According to Wikipedia, A bill to make September 11 a national day of mourning was introduced in the U.S. House on October 25, 2001 with 22 co-sponsors, among them 11 Democrats and 11 Republicans. The bill requested the President designate September 11 of each year as Patriot Day. Joint Resolution 71 passed the House by a vote of 407–0, with 25 members not voting. The bill passed the Senate unanimously on November 30. President Bush signed the resolution into law and on September 4, 2002, President Bush used the authority of the resolution to proclaim September 11, 2002, as the first Patriot Day. The flag of the United States is flown at half-mast at the White House and on all U.S. government buildings and establishments throughout the world. Americans are also encouraged to display flags in and outside their homes. Additionally, a moment of silence is observed to correspond with the attacks, beginning at 8:46 a.m. (Eastern Daylight Time), the time the first plane, American Airlines Flight 11, struck the North Tower of the World Trade Center on September 11, 2001.

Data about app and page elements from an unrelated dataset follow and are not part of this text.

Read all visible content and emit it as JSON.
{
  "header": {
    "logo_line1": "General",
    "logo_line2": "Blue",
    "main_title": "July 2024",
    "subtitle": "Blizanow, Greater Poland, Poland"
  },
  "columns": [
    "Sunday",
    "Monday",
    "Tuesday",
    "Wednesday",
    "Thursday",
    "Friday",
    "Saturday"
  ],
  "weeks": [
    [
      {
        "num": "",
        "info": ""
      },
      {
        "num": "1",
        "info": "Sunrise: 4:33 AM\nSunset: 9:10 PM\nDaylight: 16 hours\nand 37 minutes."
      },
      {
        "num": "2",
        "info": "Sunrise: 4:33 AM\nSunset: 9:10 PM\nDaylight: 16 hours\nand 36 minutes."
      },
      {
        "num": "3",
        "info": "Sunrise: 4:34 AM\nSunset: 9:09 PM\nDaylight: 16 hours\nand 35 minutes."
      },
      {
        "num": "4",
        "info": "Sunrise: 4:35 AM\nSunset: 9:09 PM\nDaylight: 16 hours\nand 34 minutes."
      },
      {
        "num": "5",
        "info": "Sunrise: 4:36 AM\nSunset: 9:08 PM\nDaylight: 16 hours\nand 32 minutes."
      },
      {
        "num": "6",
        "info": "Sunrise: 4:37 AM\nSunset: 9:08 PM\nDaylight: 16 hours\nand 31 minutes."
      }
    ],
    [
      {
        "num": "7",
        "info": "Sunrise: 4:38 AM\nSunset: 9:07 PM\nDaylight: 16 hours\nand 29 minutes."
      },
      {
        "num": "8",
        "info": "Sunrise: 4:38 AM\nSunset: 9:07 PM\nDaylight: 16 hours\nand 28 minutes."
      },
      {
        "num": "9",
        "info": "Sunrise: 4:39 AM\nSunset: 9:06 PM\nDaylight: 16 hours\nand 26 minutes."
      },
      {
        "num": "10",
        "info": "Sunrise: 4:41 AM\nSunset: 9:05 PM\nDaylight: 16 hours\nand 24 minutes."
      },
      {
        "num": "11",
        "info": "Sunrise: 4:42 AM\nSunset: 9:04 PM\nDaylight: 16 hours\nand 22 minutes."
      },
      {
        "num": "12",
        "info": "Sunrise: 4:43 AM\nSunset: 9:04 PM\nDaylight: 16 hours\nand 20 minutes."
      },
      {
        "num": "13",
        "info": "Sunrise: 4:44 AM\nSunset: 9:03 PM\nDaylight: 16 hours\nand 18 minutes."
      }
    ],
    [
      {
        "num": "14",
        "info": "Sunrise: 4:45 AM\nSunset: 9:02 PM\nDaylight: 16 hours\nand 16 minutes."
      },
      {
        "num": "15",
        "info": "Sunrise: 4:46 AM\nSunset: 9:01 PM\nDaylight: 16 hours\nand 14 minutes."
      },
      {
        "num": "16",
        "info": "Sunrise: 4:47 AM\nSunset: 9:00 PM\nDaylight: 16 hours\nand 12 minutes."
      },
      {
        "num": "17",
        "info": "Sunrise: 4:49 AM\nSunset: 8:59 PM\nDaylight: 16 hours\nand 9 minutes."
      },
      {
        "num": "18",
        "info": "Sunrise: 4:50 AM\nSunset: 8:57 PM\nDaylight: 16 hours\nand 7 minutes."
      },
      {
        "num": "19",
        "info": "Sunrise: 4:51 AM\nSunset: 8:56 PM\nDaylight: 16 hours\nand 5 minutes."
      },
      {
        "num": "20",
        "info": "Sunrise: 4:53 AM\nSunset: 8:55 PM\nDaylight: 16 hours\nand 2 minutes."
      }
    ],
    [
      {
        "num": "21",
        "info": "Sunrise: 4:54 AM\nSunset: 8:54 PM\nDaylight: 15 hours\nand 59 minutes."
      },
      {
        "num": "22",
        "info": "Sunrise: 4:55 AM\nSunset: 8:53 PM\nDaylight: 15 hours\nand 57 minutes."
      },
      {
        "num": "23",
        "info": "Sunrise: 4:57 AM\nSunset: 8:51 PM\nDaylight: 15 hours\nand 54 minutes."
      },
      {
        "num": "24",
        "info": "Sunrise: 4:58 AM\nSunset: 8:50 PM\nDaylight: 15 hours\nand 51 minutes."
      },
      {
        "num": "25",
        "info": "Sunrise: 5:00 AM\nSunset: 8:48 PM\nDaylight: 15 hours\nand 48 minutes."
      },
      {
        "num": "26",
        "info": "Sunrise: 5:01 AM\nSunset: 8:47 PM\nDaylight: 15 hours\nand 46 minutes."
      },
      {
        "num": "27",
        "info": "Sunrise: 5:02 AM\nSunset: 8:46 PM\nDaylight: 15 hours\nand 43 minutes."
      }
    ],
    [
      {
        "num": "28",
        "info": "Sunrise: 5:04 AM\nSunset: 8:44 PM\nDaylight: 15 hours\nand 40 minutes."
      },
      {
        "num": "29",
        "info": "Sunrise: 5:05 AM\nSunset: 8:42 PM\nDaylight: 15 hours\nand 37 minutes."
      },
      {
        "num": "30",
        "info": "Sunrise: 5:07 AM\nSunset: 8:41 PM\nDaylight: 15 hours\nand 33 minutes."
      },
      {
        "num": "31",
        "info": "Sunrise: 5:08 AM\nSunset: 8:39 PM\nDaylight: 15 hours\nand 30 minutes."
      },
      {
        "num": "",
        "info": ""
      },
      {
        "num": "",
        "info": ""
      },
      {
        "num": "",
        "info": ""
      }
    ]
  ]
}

National Hot Cross Buns Day
Hot cross buns have been traced back as early as 1361 when a monk was recorded to have made small spiced cakes stamped with the sign of the cross, to be distributed to the poor visiting the monastery at St. Albans on Good Friday. Although hot cross buns may be considered a symbol of Christianity, they actually date back to pagan times when the goddess Eastore (who Easter was named after) was worshipped in springtime with buns marked with a cross to represent the four phases of the moon. Hot Cross Buns are meant to be traditionally only eaten on Good Friday in the majority of western countries.
Today’s Birthdays of Note….
Tom Landry – Coach of Dallas Cowboys – born in Mission, Texas
Bear Bryant – College Football Coach – born in Moro Bottom, Arkansas